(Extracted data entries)
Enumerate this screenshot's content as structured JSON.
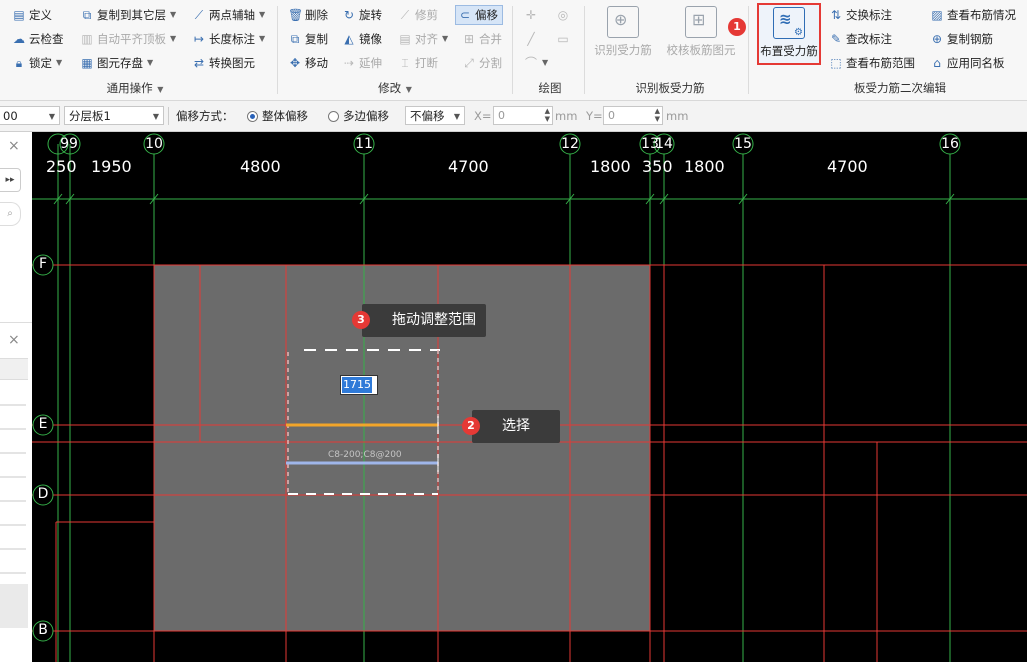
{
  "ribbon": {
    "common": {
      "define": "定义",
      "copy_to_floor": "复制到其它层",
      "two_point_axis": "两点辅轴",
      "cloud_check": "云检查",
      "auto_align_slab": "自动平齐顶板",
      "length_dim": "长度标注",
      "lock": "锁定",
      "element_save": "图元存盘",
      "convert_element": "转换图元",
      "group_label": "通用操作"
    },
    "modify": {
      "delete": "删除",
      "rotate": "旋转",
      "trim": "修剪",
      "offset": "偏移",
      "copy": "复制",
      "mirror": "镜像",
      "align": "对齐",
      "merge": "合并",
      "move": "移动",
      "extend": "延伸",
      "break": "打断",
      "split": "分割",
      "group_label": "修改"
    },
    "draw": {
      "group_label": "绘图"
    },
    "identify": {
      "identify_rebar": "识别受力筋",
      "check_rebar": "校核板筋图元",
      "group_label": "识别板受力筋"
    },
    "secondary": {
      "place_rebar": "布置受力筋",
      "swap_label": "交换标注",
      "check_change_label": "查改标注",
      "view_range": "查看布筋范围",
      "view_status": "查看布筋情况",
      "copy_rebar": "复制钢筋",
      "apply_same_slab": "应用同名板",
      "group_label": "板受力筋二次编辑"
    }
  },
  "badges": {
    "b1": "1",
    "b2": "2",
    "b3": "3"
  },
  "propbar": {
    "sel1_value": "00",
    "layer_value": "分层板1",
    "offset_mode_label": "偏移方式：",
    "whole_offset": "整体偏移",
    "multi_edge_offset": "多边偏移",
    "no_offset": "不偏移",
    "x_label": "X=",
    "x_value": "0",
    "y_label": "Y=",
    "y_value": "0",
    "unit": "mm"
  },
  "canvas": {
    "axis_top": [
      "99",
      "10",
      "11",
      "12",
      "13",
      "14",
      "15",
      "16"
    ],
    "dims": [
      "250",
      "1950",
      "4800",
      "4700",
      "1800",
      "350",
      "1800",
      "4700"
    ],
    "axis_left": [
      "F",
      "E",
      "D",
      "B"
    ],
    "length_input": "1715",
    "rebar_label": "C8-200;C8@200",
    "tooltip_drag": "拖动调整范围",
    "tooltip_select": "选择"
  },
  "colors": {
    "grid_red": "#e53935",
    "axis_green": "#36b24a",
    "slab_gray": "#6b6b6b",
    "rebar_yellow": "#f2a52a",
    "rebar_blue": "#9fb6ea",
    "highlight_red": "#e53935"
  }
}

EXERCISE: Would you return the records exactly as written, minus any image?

RESPONSE TO THIS TASK:
Enumerate this screenshot's content as structured JSON.
{
  "ribbon": {
    "common": {
      "define": "定义",
      "copy_to_floor": "复制到其它层",
      "two_point_axis": "两点辅轴",
      "cloud_check": "云检查",
      "auto_align_slab": "自动平齐顶板",
      "length_dim": "长度标注",
      "lock": "锁定",
      "element_save": "图元存盘",
      "convert_element": "转换图元",
      "group_label": "通用操作"
    },
    "modify": {
      "delete": "删除",
      "rotate": "旋转",
      "trim": "修剪",
      "offset": "偏移",
      "copy": "复制",
      "mirror": "镜像",
      "align": "对齐",
      "merge": "合并",
      "move": "移动",
      "extend": "延伸",
      "break": "打断",
      "split": "分割",
      "group_label": "修改"
    },
    "draw": {
      "group_label": "绘图"
    },
    "identify": {
      "identify_rebar": "识别受力筋",
      "check_rebar": "校核板筋图元",
      "group_label": "识别板受力筋"
    },
    "secondary": {
      "place_rebar": "布置受力筋",
      "swap_label": "交换标注",
      "check_change_label": "查改标注",
      "view_range": "查看布筋范围",
      "view_status": "查看布筋情况",
      "copy_rebar": "复制钢筋",
      "apply_same_slab": "应用同名板",
      "group_label": "板受力筋二次编辑"
    }
  },
  "badges": {
    "b1": "1",
    "b2": "2",
    "b3": "3"
  },
  "propbar": {
    "sel1_value": "00",
    "layer_value": "分层板1",
    "offset_mode_label": "偏移方式：",
    "whole_offset": "整体偏移",
    "multi_edge_offset": "多边偏移",
    "no_offset": "不偏移",
    "x_label": "X=",
    "x_value": "0",
    "y_label": "Y=",
    "y_value": "0",
    "unit": "mm"
  },
  "canvas": {
    "axis_top": [
      "99",
      "10",
      "11",
      "12",
      "13",
      "14",
      "15",
      "16"
    ],
    "dims": [
      "250",
      "1950",
      "4800",
      "4700",
      "1800",
      "350",
      "1800",
      "4700"
    ],
    "axis_left": [
      "F",
      "E",
      "D",
      "B"
    ],
    "length_input": "1715",
    "rebar_label": "C8-200;C8@200",
    "tooltip_drag": "拖动调整范围",
    "tooltip_select": "选择"
  },
  "colors": {
    "grid_red": "#e53935",
    "axis_green": "#36b24a",
    "slab_gray": "#6b6b6b",
    "rebar_yellow": "#f2a52a",
    "rebar_blue": "#9fb6ea",
    "highlight_red": "#e53935"
  }
}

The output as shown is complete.